- Thursday, February 28, 2019

You've been thinking about it.  Dreaming about saying goodbye to your thoughtless boss or excessively burdensome system. Dreaming about putting your skill set to work for yourself! How do you know if you'll be able to successfully make the leap from employee to small business owner? Here are a few things you might want to think about and check-off in the affirmative. You might find it interesting that small business insurance is not on this list.  We'll close with the explanation why.

You are REALLY ready to be your own boss:

Transitioning from being employed to being your own boss means losing (for good and bad) established structure and expectations. There is some degree of comfort with known structure even though you find that structure increasingly hard to accept. Be honest about your own work ethic, organizational skills, and discipline level. How self-motivated are you? Your going to work harder as your own boss, have no doubt about it.  

You have savings:

Make sure you have at least six months' savings (the more, the better) before you say goodbye to a consistent income. Give some serious thought to how you will pay the bills if your new venture isn't successful right away or at all.

You can go back:

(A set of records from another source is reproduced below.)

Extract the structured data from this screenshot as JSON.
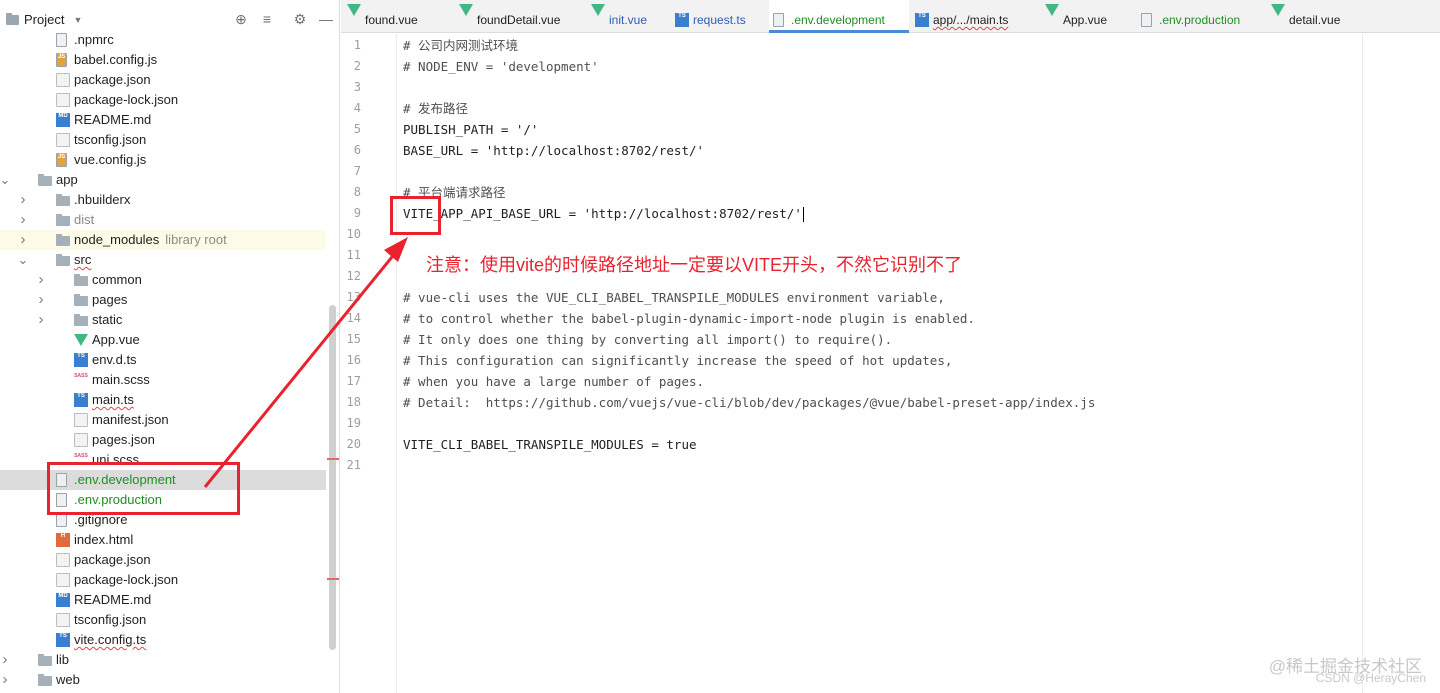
{
  "project_panel": {
    "title": "Project",
    "tree": [
      {
        "label": ".npmrc",
        "icon": "file",
        "depth": 1
      },
      {
        "label": "babel.config.js",
        "icon": "js",
        "depth": 1
      },
      {
        "label": "package.json",
        "icon": "json",
        "depth": 1
      },
      {
        "label": "package-lock.json",
        "icon": "json",
        "depth": 1
      },
      {
        "label": "README.md",
        "icon": "md",
        "depth": 1
      },
      {
        "label": "tsconfig.json",
        "icon": "json",
        "depth": 1
      },
      {
        "label": "vue.config.js",
        "icon": "js",
        "depth": 1
      },
      {
        "label": "app",
        "icon": "folder",
        "depth": 0,
        "expanded": true
      },
      {
        "label": ".hbuilderx",
        "icon": "folder",
        "depth": 1,
        "collapsed": true
      },
      {
        "label": "dist",
        "icon": "folder",
        "depth": 1,
        "collapsed": true,
        "dimmed": true
      },
      {
        "label": "node_modules",
        "suffix": "library root",
        "icon": "folder",
        "depth": 1,
        "collapsed": true,
        "lib_root": true
      },
      {
        "label": "src",
        "icon": "folder",
        "depth": 1,
        "expanded": true,
        "underline": true
      },
      {
        "label": "common",
        "icon": "folder",
        "depth": 2,
        "collapsed": true
      },
      {
        "label": "pages",
        "icon": "folder",
        "depth": 2,
        "collapsed": true
      },
      {
        "label": "static",
        "icon": "folder",
        "depth": 2,
        "collapsed": true
      },
      {
        "label": "App.vue",
        "icon": "vue",
        "depth": 2
      },
      {
        "label": "env.d.ts",
        "icon": "ts",
        "depth": 2
      },
      {
        "label": "main.scss",
        "icon": "sass",
        "depth": 2
      },
      {
        "label": "main.ts",
        "icon": "ts",
        "depth": 2,
        "underline": true
      },
      {
        "label": "manifest.json",
        "icon": "json",
        "depth": 2
      },
      {
        "label": "pages.json",
        "icon": "json",
        "depth": 2
      },
      {
        "label": "uni.scss",
        "icon": "sass",
        "depth": 2
      },
      {
        "label": ".env.development",
        "icon": "file",
        "depth": 1,
        "git_added": true,
        "selected": true
      },
      {
        "label": ".env.production",
        "icon": "file",
        "depth": 1,
        "git_added": true
      },
      {
        "label": ".gitignore",
        "icon": "file",
        "depth": 1
      },
      {
        "label": "index.html",
        "icon": "html",
        "depth": 1
      },
      {
        "label": "package.json",
        "icon": "json",
        "depth": 1
      },
      {
        "label": "package-lock.json",
        "icon": "json",
        "depth": 1
      },
      {
        "label": "README.md",
        "icon": "md",
        "depth": 1
      },
      {
        "label": "tsconfig.json",
        "icon": "json",
        "depth": 1
      },
      {
        "label": "vite.config.ts",
        "icon": "ts",
        "depth": 1,
        "underline": true
      },
      {
        "label": "lib",
        "icon": "folder",
        "depth": 0,
        "collapsed": true
      },
      {
        "label": "web",
        "icon": "folder",
        "depth": 0,
        "collapsed": true
      }
    ]
  },
  "tabs": [
    {
      "label": "found.vue",
      "icon": "vue"
    },
    {
      "label": "foundDetail.vue",
      "icon": "vue"
    },
    {
      "label": "init.vue",
      "icon": "vue",
      "style": "ts"
    },
    {
      "label": "request.ts",
      "icon": "ts",
      "style": "ts"
    },
    {
      "label": ".env.development",
      "icon": "file",
      "active": true
    },
    {
      "label": "app/.../main.ts",
      "icon": "ts",
      "underline": true
    },
    {
      "label": "App.vue",
      "icon": "vue"
    },
    {
      "label": ".env.production",
      "icon": "file",
      "style": "green"
    },
    {
      "label": "detail.vue",
      "icon": "vue"
    }
  ],
  "editor": {
    "lines": [
      "# 公司内网测试环境",
      "# NODE_ENV = 'development'",
      "",
      "# 发布路径",
      "PUBLISH_PATH = '/'",
      "BASE_URL = 'http://localhost:8702/rest/'",
      "",
      "# 平台端请求路径",
      "VITE_APP_API_BASE_URL = 'http://localhost:8702/rest/'",
      "",
      "",
      "",
      "# vue-cli uses the VUE_CLI_BABEL_TRANSPILE_MODULES environment variable,",
      "# to control whether the babel-plugin-dynamic-import-node plugin is enabled.",
      "# It only does one thing by converting all import() to require().",
      "# This configuration can significantly increase the speed of hot updates,",
      "# when you have a large number of pages.",
      "# Detail:  https://github.com/vuejs/vue-cli/blob/dev/packages/@vue/babel-preset-app/index.js",
      "",
      "VITE_CLI_BABEL_TRANSPILE_MODULES = true",
      ""
    ],
    "caret_line": 9
  },
  "annotation": {
    "note": "注意：使用vite的时候路径地址一定要以VITE开头，不然它识别不了",
    "color": "#e8222e"
  },
  "watermark": {
    "main": "@稀土掘金技术社区",
    "sub": "CSDN @HerayChen"
  },
  "colors": {
    "git_added": "#1f8f1f",
    "active_tab_underline": "#4a8bd6",
    "selection": "#dcdcdc"
  }
}
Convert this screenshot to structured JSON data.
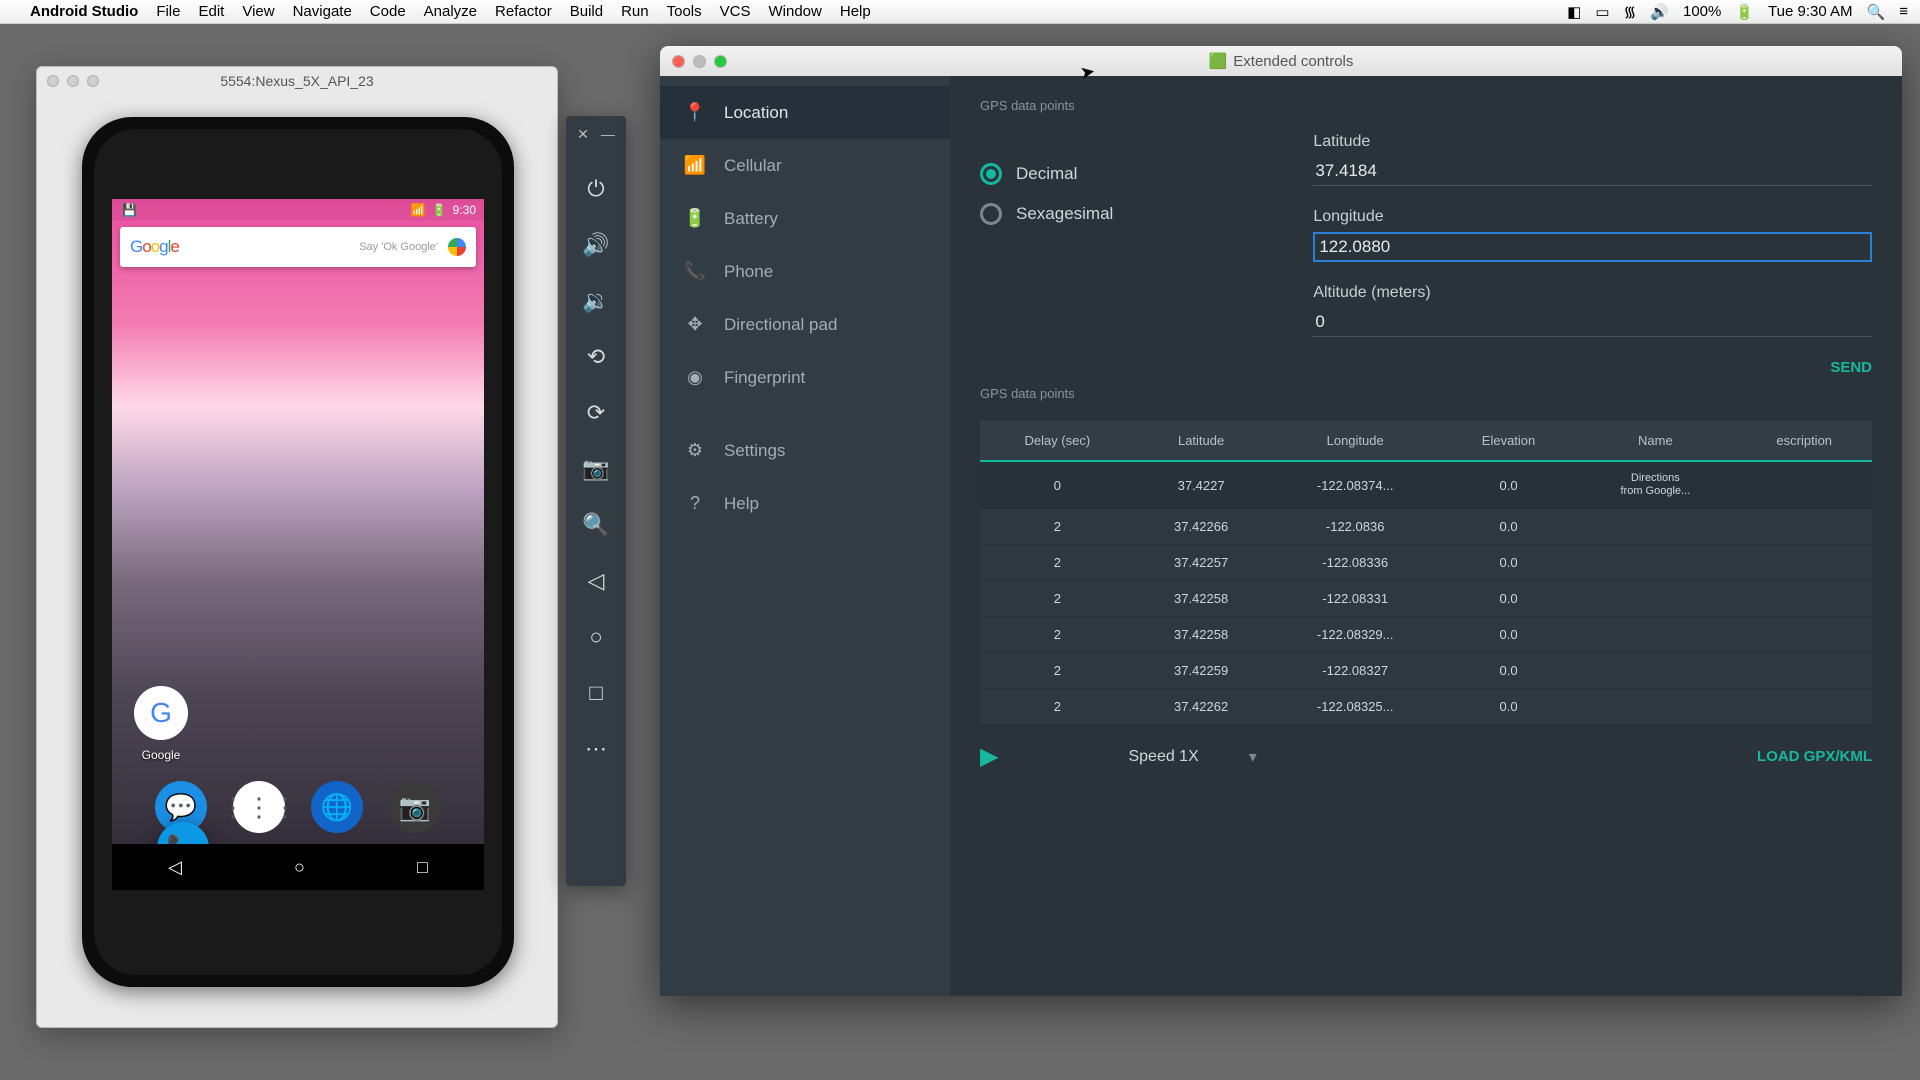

Are you in good standing with your current and former employers?  If yes, great.  Do not burn bridges on your way out.  Depending on the type of work you do, it may or may not be easy for you to find employment or pick up a job on short notice. But if getting back into your previous job or line of work would be relatively simple, it may not be that risky to pursue your great idea for a while, just to see what happens.

You're ready to sacrifice:

In the beginning, starting your own business might mean adjusting your lifestyle, working more than full time, or doing tasks you really don't enjoy until you're able to hire an employee. If all of that still sounds better than your day job, then you might be ready to pull the plug.

You can't keep up with demand:

A high demand for your service or product may be a strong indicator of your potential success. If your "side" project is slowly taking over your life, that's a good sign.

You have support:

If your spouse, friends and family are saying "go for it," take note. It doesn't necessarily mean that you're bound for success, but, at the very least, it means there's potential. Plus, having a support system means there will be somebody to pick you up and help get you back on your feet if things don't go as planned.

You're not the only breadwinner:

Having a spouse or family member who can help support you while you're pursuing your new venture might minimize the financial risk and make your decision a little easier. But don't take this kind of generosity for granted: have an honest conversation about what's reasonable, and stick to your end of the bargain.

You can't take it any longer:

This is one indicator that could at least partially trump all the rest. If you don't have absolutely everything in place to make quitting your day job a sure bet, but your intuition is telling you "it's time," you might want to pay attention. We're not suggesting that you make a careless decision, but if you're completely miserable at your "real" job, maybe it's time to really find out whether you can make your dream a reality.

All of us here at TriState Business Insurance (serving VA, MD, and DC) are your biggest fans.  You'll need to have progressed reasonably far in business plan development in order for us to serve you best.  When it comes time to insure you and your business, the details of your business model and your personal circumstances matter.  Any insurance agent worth his or her salt will spend significant time with you to understand the details.  It is only then that the agent can act on your behalf to secure the very best value for your small business insurance.  Don't let anyone under-insure OR over-insure you. 

Contact us!